## Information supplied
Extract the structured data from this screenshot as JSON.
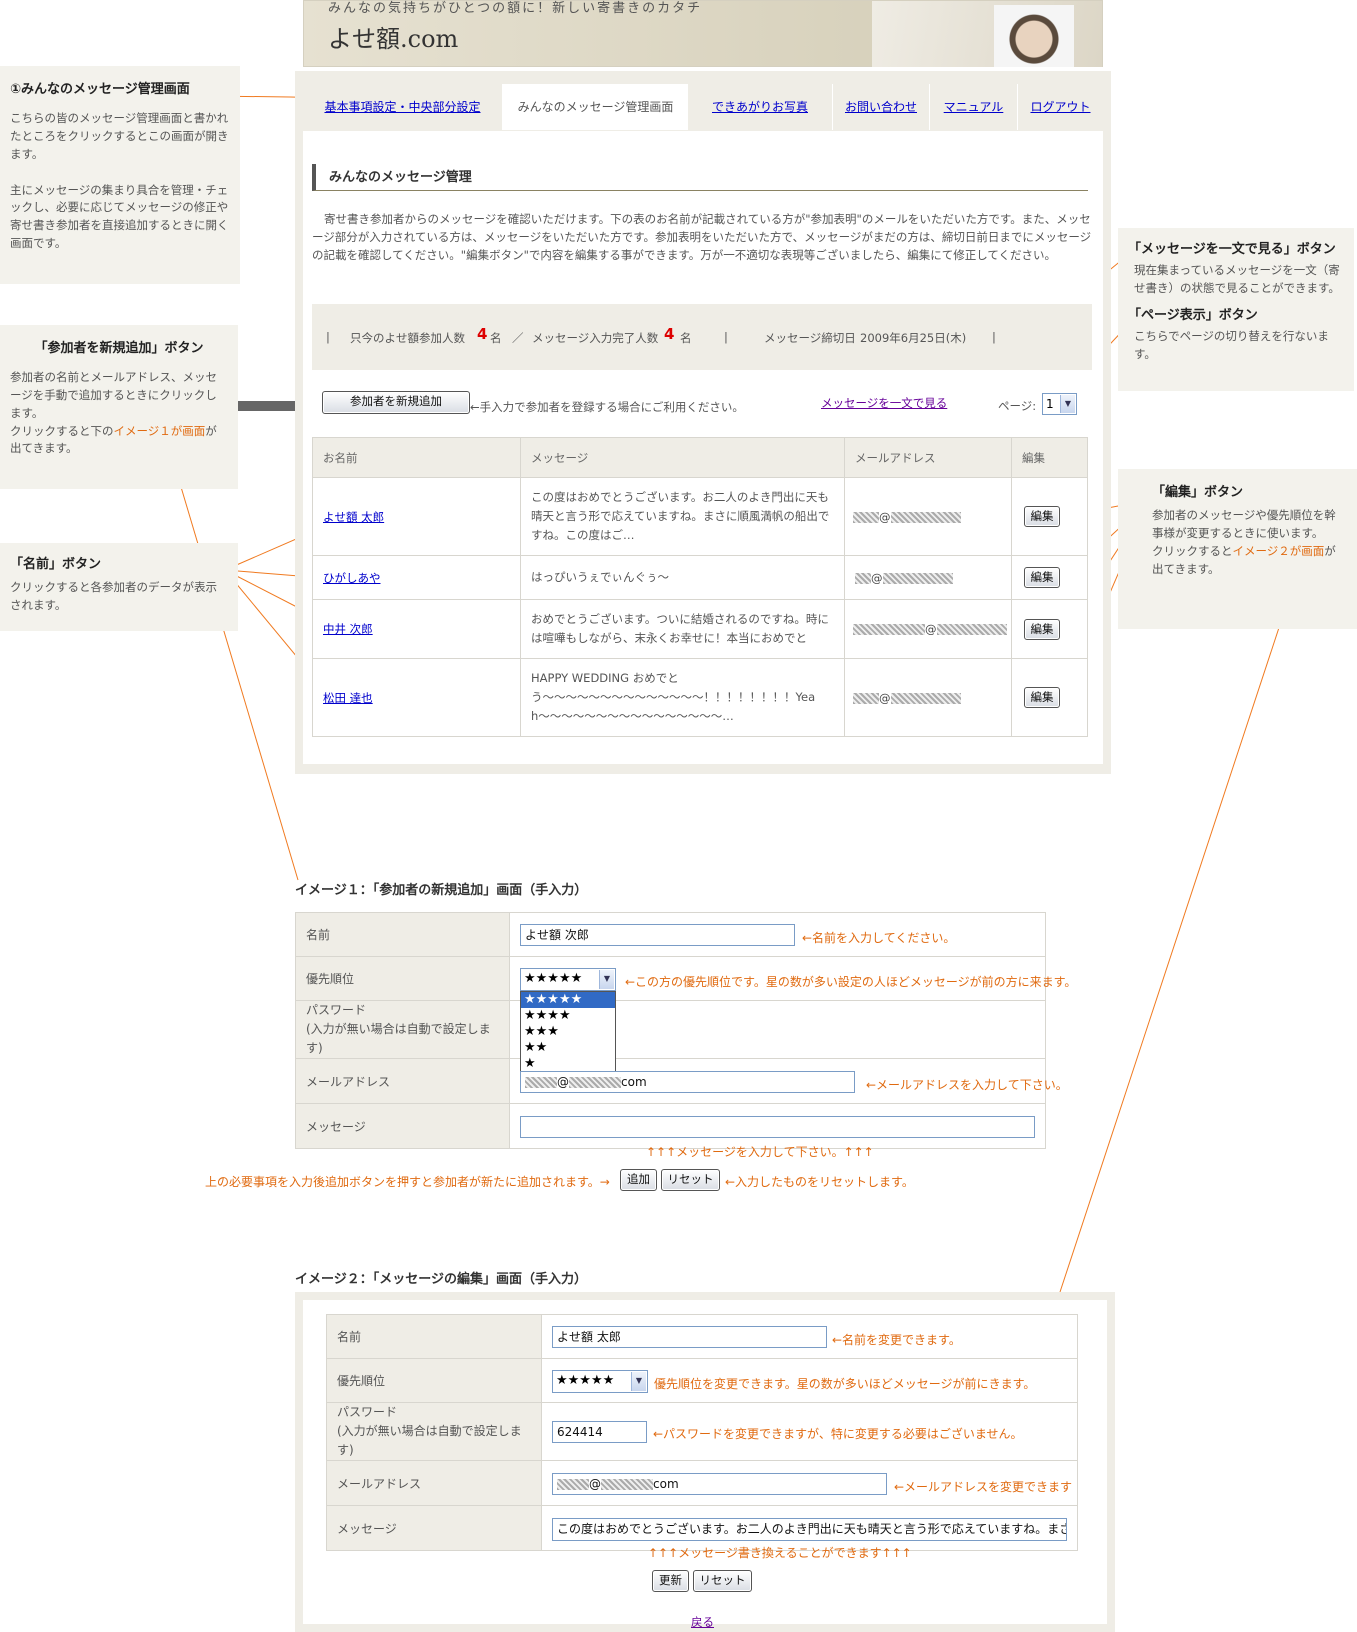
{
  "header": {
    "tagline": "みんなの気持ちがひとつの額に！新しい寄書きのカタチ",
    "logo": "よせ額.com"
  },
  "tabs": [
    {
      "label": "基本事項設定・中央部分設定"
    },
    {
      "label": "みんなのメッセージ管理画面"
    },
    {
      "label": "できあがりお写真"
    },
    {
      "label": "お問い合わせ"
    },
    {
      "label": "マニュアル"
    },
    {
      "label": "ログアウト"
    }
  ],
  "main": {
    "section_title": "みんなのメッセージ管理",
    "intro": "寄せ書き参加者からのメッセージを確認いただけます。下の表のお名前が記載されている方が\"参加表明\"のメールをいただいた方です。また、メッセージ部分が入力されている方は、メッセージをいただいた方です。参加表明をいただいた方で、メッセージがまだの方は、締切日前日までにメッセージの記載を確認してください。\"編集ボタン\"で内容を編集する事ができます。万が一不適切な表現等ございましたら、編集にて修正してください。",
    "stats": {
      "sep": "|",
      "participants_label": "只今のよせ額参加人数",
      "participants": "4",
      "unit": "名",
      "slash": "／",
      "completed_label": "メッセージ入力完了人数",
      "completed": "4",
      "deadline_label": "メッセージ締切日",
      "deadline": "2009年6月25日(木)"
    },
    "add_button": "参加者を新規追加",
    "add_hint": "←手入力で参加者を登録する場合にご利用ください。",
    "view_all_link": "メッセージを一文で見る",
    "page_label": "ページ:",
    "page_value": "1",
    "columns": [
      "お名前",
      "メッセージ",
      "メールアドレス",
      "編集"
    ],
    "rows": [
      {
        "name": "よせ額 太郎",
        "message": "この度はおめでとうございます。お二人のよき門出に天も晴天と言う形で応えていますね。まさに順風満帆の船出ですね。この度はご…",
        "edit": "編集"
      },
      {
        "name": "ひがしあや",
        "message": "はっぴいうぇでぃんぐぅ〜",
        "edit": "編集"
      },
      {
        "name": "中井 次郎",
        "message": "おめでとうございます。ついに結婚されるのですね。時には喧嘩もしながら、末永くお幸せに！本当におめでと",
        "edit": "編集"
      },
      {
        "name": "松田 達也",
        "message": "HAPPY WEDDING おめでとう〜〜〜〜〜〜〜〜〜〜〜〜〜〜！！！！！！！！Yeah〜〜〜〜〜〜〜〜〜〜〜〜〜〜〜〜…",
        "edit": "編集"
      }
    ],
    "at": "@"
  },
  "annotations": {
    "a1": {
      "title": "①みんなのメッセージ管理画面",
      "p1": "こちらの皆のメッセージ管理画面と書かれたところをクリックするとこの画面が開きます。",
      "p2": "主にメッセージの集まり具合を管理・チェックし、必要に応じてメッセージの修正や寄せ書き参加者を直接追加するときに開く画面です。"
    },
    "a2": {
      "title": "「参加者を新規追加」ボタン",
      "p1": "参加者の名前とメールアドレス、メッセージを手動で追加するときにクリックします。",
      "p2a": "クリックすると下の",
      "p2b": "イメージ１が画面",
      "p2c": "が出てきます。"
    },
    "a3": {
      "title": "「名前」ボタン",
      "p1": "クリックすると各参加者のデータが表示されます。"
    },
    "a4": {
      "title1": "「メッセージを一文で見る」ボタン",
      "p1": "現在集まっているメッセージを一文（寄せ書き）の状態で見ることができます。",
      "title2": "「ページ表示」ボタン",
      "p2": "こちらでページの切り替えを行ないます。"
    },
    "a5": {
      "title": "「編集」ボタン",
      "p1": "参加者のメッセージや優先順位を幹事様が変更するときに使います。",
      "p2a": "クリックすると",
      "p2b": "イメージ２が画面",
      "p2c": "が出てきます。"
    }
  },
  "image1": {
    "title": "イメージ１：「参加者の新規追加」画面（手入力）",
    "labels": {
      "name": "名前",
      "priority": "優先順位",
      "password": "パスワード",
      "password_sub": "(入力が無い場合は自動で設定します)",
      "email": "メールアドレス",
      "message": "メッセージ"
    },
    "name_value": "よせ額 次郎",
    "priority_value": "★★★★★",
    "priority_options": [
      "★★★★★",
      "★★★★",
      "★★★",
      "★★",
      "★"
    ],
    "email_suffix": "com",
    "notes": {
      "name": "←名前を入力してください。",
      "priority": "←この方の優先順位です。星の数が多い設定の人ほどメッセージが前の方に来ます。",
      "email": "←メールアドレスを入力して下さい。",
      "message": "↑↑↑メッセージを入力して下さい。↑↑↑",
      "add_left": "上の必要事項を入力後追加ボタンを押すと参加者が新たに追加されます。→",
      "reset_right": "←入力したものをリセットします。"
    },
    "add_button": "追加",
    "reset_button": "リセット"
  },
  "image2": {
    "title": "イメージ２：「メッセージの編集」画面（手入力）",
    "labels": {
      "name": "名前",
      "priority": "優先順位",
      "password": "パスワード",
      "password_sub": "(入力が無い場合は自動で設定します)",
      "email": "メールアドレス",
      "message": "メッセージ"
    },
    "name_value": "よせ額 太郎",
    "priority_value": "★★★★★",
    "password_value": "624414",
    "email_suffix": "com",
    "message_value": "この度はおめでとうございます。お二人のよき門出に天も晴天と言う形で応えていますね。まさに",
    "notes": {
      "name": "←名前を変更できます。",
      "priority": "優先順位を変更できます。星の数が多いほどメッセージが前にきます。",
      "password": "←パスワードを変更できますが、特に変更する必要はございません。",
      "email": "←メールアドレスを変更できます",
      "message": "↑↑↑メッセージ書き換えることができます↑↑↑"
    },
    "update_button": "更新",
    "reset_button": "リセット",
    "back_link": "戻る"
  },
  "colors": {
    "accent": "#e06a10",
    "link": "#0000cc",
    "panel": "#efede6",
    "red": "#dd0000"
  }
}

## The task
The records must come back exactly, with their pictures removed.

## Answer to this exercise
Extract the structured data from this screenshot as JSON.
{
  "header": {
    "tagline": "みんなの気持ちがひとつの額に！新しい寄書きのカタチ",
    "logo": "よせ額.com"
  },
  "tabs": [
    {
      "label": "基本事項設定・中央部分設定"
    },
    {
      "label": "みんなのメッセージ管理画面"
    },
    {
      "label": "できあがりお写真"
    },
    {
      "label": "お問い合わせ"
    },
    {
      "label": "マニュアル"
    },
    {
      "label": "ログアウト"
    }
  ],
  "main": {
    "section_title": "みんなのメッセージ管理",
    "intro": "寄せ書き参加者からのメッセージを確認いただけます。下の表のお名前が記載されている方が\"参加表明\"のメールをいただいた方です。また、メッセージ部分が入力されている方は、メッセージをいただいた方です。参加表明をいただいた方で、メッセージがまだの方は、締切日前日までにメッセージの記載を確認してください。\"編集ボタン\"で内容を編集する事ができます。万が一不適切な表現等ございましたら、編集にて修正してください。",
    "stats": {
      "sep": "|",
      "participants_label": "只今のよせ額参加人数",
      "participants": "4",
      "unit": "名",
      "slash": "／",
      "completed_label": "メッセージ入力完了人数",
      "completed": "4",
      "deadline_label": "メッセージ締切日",
      "deadline": "2009年6月25日(木)"
    },
    "add_button": "参加者を新規追加",
    "add_hint": "←手入力で参加者を登録する場合にご利用ください。",
    "view_all_link": "メッセージを一文で見る",
    "page_label": "ページ:",
    "page_value": "1",
    "columns": [
      "お名前",
      "メッセージ",
      "メールアドレス",
      "編集"
    ],
    "rows": [
      {
        "name": "よせ額 太郎",
        "message": "この度はおめでとうございます。お二人のよき門出に天も晴天と言う形で応えていますね。まさに順風満帆の船出ですね。この度はご…",
        "edit": "編集"
      },
      {
        "name": "ひがしあや",
        "message": "はっぴいうぇでぃんぐぅ〜",
        "edit": "編集"
      },
      {
        "name": "中井 次郎",
        "message": "おめでとうございます。ついに結婚されるのですね。時には喧嘩もしながら、末永くお幸せに！本当におめでと",
        "edit": "編集"
      },
      {
        "name": "松田 達也",
        "message": "HAPPY WEDDING おめでとう〜〜〜〜〜〜〜〜〜〜〜〜〜〜！！！！！！！！Yeah〜〜〜〜〜〜〜〜〜〜〜〜〜〜〜〜…",
        "edit": "編集"
      }
    ],
    "at": "@"
  },
  "annotations": {
    "a1": {
      "title": "①みんなのメッセージ管理画面",
      "p1": "こちらの皆のメッセージ管理画面と書かれたところをクリックするとこの画面が開きます。",
      "p2": "主にメッセージの集まり具合を管理・チェックし、必要に応じてメッセージの修正や寄せ書き参加者を直接追加するときに開く画面です。"
    },
    "a2": {
      "title": "「参加者を新規追加」ボタン",
      "p1": "参加者の名前とメールアドレス、メッセージを手動で追加するときにクリックします。",
      "p2a": "クリックすると下の",
      "p2b": "イメージ１が画面",
      "p2c": "が出てきます。"
    },
    "a3": {
      "title": "「名前」ボタン",
      "p1": "クリックすると各参加者のデータが表示されます。"
    },
    "a4": {
      "title1": "「メッセージを一文で見る」ボタン",
      "p1": "現在集まっているメッセージを一文（寄せ書き）の状態で見ることができます。",
      "title2": "「ページ表示」ボタン",
      "p2": "こちらでページの切り替えを行ないます。"
    },
    "a5": {
      "title": "「編集」ボタン",
      "p1": "参加者のメッセージや優先順位を幹事様が変更するときに使います。",
      "p2a": "クリックすると",
      "p2b": "イメージ２が画面",
      "p2c": "が出てきます。"
    }
  },
  "image1": {
    "title": "イメージ１：「参加者の新規追加」画面（手入力）",
    "labels": {
      "name": "名前",
      "priority": "優先順位",
      "password": "パスワード",
      "password_sub": "(入力が無い場合は自動で設定します)",
      "email": "メールアドレス",
      "message": "メッセージ"
    },
    "name_value": "よせ額 次郎",
    "priority_value": "★★★★★",
    "priority_options": [
      "★★★★★",
      "★★★★",
      "★★★",
      "★★",
      "★"
    ],
    "email_suffix": "com",
    "notes": {
      "name": "←名前を入力してください。",
      "priority": "←この方の優先順位です。星の数が多い設定の人ほどメッセージが前の方に来ます。",
      "email": "←メールアドレスを入力して下さい。",
      "message": "↑↑↑メッセージを入力して下さい。↑↑↑",
      "add_left": "上の必要事項を入力後追加ボタンを押すと参加者が新たに追加されます。→",
      "reset_right": "←入力したものをリセットします。"
    },
    "add_button": "追加",
    "reset_button": "リセット"
  },
  "image2": {
    "title": "イメージ２：「メッセージの編集」画面（手入力）",
    "labels": {
      "name": "名前",
      "priority": "優先順位",
      "password": "パスワード",
      "password_sub": "(入力が無い場合は自動で設定します)",
      "email": "メールアドレス",
      "message": "メッセージ"
    },
    "name_value": "よせ額 太郎",
    "priority_value": "★★★★★",
    "password_value": "624414",
    "email_suffix": "com",
    "message_value": "この度はおめでとうございます。お二人のよき門出に天も晴天と言う形で応えていますね。まさに",
    "notes": {
      "name": "←名前を変更できます。",
      "priority": "優先順位を変更できます。星の数が多いほどメッセージが前にきます。",
      "password": "←パスワードを変更できますが、特に変更する必要はございません。",
      "email": "←メールアドレスを変更できます",
      "message": "↑↑↑メッセージ書き換えることができます↑↑↑"
    },
    "update_button": "更新",
    "reset_button": "リセット",
    "back_link": "戻る"
  },
  "colors": {
    "accent": "#e06a10",
    "link": "#0000cc",
    "panel": "#efede6",
    "red": "#dd0000"
  }
}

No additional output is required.